What we create in business and in our personal lives continues to vibrate out, either in small or big ways.
David Brooks, an opinion writer for the New York Times, once said that to impact people powerfully, leaders need to pursue the development of moral depth. That’s a bold statement. What does Brooks mean by this and how does it apply to increasing the impact you have on others as a leader?
Essentially, we live out two competing value sets: resume values and legacy values. Resume values center around achievement, competing and winning. Legacy values are displayed in how you engaged people, how you lived your life and how people remember you.
My dad, a successful CEO, passed at age 90. When the family gathered and reminisced about who he was, the themes brought up were love, sacrifice, perseverance through suffering, a “never give up” spirit, dedication to family and integrity in all things. My dad always taught us that any time you make a choice to compromise what you know is right, even if it doesn’t hurt anyone else, you diminish your soul. These were my father’s legacy values and they were firmly implanted in my own character and view of the world.
Legacy values vector at a different plane than resume values, and if underdeveloped, they leave a leader stranded in the shallows of moral character.

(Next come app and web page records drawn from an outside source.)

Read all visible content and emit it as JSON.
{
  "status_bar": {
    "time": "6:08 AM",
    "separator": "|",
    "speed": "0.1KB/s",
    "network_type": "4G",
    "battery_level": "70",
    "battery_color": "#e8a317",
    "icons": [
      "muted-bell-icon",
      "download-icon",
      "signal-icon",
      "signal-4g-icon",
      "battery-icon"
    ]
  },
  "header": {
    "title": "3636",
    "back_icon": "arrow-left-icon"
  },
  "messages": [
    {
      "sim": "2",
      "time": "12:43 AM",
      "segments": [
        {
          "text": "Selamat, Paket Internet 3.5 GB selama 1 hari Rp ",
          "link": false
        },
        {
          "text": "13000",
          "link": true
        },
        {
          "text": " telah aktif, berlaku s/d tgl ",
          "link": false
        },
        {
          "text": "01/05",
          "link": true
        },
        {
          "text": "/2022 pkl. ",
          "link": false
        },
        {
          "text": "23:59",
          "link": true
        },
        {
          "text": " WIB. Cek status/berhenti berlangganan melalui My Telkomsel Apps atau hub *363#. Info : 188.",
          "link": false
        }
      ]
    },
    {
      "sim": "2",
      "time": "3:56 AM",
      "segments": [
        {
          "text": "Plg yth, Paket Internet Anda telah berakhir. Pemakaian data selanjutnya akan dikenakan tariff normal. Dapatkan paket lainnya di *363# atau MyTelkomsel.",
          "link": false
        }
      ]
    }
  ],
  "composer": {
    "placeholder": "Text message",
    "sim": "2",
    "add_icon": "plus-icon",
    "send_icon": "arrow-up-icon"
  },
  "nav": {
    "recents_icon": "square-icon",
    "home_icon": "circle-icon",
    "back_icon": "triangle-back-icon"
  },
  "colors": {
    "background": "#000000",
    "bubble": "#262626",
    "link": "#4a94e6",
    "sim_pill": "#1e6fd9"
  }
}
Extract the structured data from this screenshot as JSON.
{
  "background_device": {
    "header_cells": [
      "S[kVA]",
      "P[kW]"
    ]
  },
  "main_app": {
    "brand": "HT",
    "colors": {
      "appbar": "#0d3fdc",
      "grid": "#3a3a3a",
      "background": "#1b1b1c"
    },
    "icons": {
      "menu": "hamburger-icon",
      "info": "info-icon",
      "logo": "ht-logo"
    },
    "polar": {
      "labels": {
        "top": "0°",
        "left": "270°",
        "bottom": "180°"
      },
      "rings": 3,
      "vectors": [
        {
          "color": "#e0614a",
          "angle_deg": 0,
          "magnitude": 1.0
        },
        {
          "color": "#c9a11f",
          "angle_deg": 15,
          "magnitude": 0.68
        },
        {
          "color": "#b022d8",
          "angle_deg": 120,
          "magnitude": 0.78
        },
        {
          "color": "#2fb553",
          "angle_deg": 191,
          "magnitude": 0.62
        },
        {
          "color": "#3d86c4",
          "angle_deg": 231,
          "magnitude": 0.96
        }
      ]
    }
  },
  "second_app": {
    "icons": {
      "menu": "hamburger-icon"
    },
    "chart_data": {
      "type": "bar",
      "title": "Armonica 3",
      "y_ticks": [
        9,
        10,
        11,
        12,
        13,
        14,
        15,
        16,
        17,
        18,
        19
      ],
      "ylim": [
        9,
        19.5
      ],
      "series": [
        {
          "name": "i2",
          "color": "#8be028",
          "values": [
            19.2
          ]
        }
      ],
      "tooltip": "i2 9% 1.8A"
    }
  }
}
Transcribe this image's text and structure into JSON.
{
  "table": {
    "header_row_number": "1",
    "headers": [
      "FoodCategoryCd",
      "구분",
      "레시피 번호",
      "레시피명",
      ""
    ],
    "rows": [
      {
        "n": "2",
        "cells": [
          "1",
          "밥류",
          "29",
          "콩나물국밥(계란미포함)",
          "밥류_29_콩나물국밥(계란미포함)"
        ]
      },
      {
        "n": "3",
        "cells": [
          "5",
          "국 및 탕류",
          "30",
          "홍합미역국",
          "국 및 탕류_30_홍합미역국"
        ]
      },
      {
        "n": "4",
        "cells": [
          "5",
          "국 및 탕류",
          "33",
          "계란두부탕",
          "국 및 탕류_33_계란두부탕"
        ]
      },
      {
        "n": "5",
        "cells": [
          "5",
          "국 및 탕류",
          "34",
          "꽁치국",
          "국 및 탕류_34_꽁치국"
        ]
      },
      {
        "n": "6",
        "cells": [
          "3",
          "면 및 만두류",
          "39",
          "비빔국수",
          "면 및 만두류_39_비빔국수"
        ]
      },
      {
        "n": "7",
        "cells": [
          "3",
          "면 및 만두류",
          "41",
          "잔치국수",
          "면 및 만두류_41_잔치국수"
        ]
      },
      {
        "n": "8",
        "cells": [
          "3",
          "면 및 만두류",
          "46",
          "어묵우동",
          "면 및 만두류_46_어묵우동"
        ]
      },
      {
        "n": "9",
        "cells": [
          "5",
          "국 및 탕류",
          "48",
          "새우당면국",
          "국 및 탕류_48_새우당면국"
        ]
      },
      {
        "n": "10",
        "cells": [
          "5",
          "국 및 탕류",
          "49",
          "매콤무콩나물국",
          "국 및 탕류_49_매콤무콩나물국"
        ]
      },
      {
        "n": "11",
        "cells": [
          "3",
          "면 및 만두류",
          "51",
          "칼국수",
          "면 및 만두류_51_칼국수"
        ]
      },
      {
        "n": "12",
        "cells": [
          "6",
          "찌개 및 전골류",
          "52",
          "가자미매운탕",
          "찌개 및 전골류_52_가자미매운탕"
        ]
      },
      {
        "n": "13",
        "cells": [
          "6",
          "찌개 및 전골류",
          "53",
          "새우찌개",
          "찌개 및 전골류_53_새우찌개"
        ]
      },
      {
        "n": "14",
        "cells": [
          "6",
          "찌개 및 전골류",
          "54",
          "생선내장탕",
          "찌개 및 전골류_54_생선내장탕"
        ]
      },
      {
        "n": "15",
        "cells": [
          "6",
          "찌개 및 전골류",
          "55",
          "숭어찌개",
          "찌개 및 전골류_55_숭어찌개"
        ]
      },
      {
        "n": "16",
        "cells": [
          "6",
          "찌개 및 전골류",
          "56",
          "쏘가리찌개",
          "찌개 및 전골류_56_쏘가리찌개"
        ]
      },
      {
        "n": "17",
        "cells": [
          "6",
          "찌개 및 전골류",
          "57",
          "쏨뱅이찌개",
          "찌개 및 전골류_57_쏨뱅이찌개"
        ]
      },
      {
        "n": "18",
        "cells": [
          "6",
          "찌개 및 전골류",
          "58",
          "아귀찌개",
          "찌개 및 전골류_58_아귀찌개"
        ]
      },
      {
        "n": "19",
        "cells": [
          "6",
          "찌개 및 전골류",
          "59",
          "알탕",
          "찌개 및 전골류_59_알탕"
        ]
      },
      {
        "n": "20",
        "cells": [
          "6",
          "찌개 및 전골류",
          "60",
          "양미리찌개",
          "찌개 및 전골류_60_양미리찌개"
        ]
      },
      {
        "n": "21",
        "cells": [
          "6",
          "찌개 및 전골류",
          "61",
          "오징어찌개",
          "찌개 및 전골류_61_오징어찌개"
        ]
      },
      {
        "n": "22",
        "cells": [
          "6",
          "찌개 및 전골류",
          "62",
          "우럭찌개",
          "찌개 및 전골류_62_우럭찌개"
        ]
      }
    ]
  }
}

We’ve all met these stranded leaders. Work is all about winning. Certainly, resume values can be critical for a life well lived, but if that’s your core focus, it leaves a hollow feeling in the connection with others. People with moral depth can feel the lack of heart, the feeling of “soullessness.” Stakeholders in your business today care not only about what you do, but how you do it. If you get results and leave shattered relationships, then you are missing the core purpose of what your business can achieve -- both a great return for the owners and a great return in the lives of every person you touch.
The best entrepreneurs I have met are those who integrate resume values and legacy values, first within themselves, and then within their organizational culture. Here are three ways you can integrate and live out both sets of important values in your organization and life.
1. Give back to the community.
As the leader of an organization, consider encouraging and even incentivizing your employees to make positive contributions to the community or those less fortunate. Some community-minded companies set up programs where the company matches each employee’s social giving. Others select significant nonprofit projects and causes to rally around together. In either case, the company and its employees make real world positive change in their community.
2. Enrich the lives of those your serve.
It is common knowledge that a company serves its customers. There is no debate here. However, companies often forget they also serve other equally important groups, one of the most important being its own employees. If you are part of the organization’s leadership, consider how you can make the lives of your employees better. Are you able to make their time in the workplace more enjoyable and effective? Are you able to encourage their personal growth and goals? Are you able to provide services to make their family lives more successful and enriching?
To identify how best to serve your employees, consider stepping out of your office and onto the front lines of your company’s operations. Give your employees the chance to speak up in an open forum without recourse about their experiences and to voice their needs to you. Then listen and act. Develop programs that will most benefit your employees and improve their life experience.
3. Enhance your organization’s purpose.
Leaders can be passionate about doing great things and about being great people. For leaders who live out both legacy and resume values, going the extra mile for fellow team members, customers and the community is the norm. Giving both your head and heart to these important stakeholders is standard practice. For these leaders, there is no other choice but to pursue relentlessly a depth of moral character grounded in legacy values, and as a result, to build a powerful memory that echoes into the future.